In his West End clubs Osbert was a licensed jester, the tame house poet pointed out with mingled pride and derision. He met with some disapproval - the Prince of Wales was outraged when Osbert told him that he was abandoning the Brigade of Guards for literature - but, on the whole, tolerated. His efforts to shock bourgeois society were viewed as regrettable but less deleterious than drink or drugs; he was not a real rebel, judged his publisher, Harold Macmillan; rather, a radical Whig aristocrat who a hundred years before "would have fitted in among the young aristocrats in Endymion".
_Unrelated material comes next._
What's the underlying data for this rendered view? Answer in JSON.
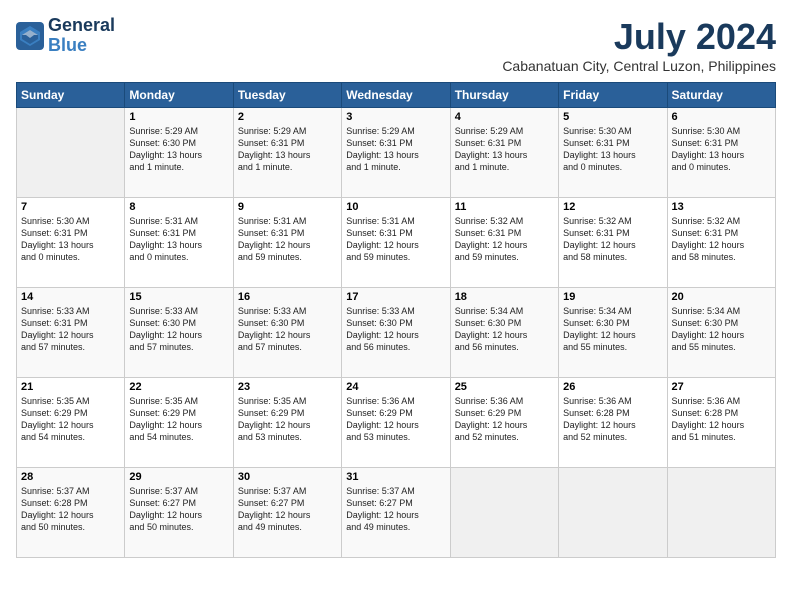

To his artistic friends, his seriousness of purpose was quite as suspect. He was deemed a literary playboy, a dilettante - a charge which infuriated him and which was belied by his productivity and the effort he put into drafting, and redrafting, everything he wrote. Virginia Woolf mocked his "extreme uneasiness, his childish vanity always striking the two notes: rank and genius". To Wyndham Lewis he was "a hearty who has taken the wrong turning - he has looked at pictures, he has listened to music too much, he has loved the Ballet not wisely but too well". His fellow writers respected his achievements but could never quite conceal their belief that he was not one of them.
Only in his autobiography, where he translated his ancestry into art, were the two halves of Osbert's nature successfully resolved. For the rest he was doomed to flit uneasily between two worlds: belonging to both, altogether at home in neither.
Philip Ziegler is the author of `Osbert Sitwell' (Pimlico, 4 March, pounds 14)Reuse content